In a four-day nonjury trial, Yeakel heard testimony that the new structural standards would add more than $1 million in construction costs to widen a clinic’s hallways and doors, install special ventilation systems and retrofit locker rooms, among hundreds of requirements.
The judge also reviewed the effect on two of the last clinics that served west and south Texas of the requirement for doctors to obtain admitting privileges at nearby hospitals. Both clinics closed after their doctors were unable to gain privileges at local hospitals.
Yeakel, who was appointed by President George W. Bush, a Republican, sided with the clinics last year in a separate court challenge against the admitting-privileges rule.
That decision was overturned in March by the appeals court in New Orleans. The appeals court ruled that Texas women aren’t unduly burdened by having to travel as far as 150 miles or to another state to obtain legal abortions.
Texas defended its restrictions as necessary to safeguard women’s health. The state maintained it has no legal obligation to make in-state abortion services available to its citizens, who are free to visit clinics in neighboring states.
“There are no obstacles involved with traveling across state lines, particularly when the clinic in question is less than a mile from the state line,” lawyers for the state said in court papers.
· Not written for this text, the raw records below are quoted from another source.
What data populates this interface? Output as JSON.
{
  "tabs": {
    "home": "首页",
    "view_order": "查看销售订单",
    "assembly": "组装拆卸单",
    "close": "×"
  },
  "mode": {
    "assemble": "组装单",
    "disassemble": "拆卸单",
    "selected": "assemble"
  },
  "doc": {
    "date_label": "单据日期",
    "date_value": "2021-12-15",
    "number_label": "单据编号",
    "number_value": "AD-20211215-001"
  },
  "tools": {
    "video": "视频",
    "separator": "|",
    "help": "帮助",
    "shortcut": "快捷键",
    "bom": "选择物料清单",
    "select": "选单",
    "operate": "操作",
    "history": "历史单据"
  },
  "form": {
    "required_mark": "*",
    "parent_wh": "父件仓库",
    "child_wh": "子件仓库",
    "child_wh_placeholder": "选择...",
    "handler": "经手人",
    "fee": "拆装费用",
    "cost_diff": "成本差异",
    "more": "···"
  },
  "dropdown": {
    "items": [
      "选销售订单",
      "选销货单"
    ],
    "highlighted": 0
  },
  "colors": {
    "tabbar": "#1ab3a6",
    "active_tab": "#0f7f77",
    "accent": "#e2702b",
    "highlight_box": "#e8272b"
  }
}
They referred to a New Mexico facility that will remain open after the last one in El Paso closes.
Yeakel called the state’s argument that women in west Texas can get abortions in New Mexico, where clinics don’t have to comply with outpatient surgical center codes, “disingenuous and incompatible” with the state’s goal of protecting women’s health.
“If, however, the state’s underlying purpose in enacting the requirement was to reduce or eliminate abortion in parts of all of Texas, the state’s position is perfectly congruent with such a goal,” he said. “These substantial obstacles have reached a tipping point that threatens to chip away at the private choice” women have to end early pregnancies under federal law.
A study by the Texas Policy Evaluation Project at the University of Texas, estimated the number of abortions in Texas fell 13 percent since the hospital-privileges rule went into effect last November.
Before the Republican-controlled Legislature passed abortion regulations in mid-2013, Texas had 41 licensed abortion clinics. That number dropped to 22 after the admitting-privileges rule kicked in, according to the study.
Six clinics can comply with the outpatient surgical center standards, according to court papers. The abortion-rights activists told Yeakel in an Aug. 4 filing they are trying to get two additional clinics operational by September, with no guarantees on the timetable.
Women’s health advocates said they sued to block the abortion restrictions to keep Texas “from plunging millions of women back into the darkness and grave danger of illegal abortion that Roe v. Wade was supposed to end,” Nancy Northup, president of the Center for Reproductive Rights, said in an e-mail referring to the 1973 U.S. Supreme Court decision saying women have a right to abortion under the Constitution.
The Austin ruling comes against a shifting backdrop of conflicting abortion-related rulings across the southern U.S.
A three-judge appellate panel, different from the one that overturned Yeakel’s admitting-privileges decision, on July 29 blocked enforcement of a Mississippi admitting-privileges rule in a New Orleans appeals court decision. That panel said Mississippi’s rule would close the state’s last remaining clinic and force residents to travel out of state to access legal abortion.
“Mississippi may not shift its obligation to respect the established constitutional rights of its citizens to another state,” the panel said in a divided ruling.
On Aug. 4, an Alabama trial judge temporarily blocked enforcement of that state’s admitting-privileges rule, which would close three of five remaining abortion clinics in that state. The judge called the state’s justification for its rule “exceedingly weak.”
The Texas case is Whole Woman’s Health v. Lakey, 1:14-00284, U.S. District Court, Western District of Texas (Austin).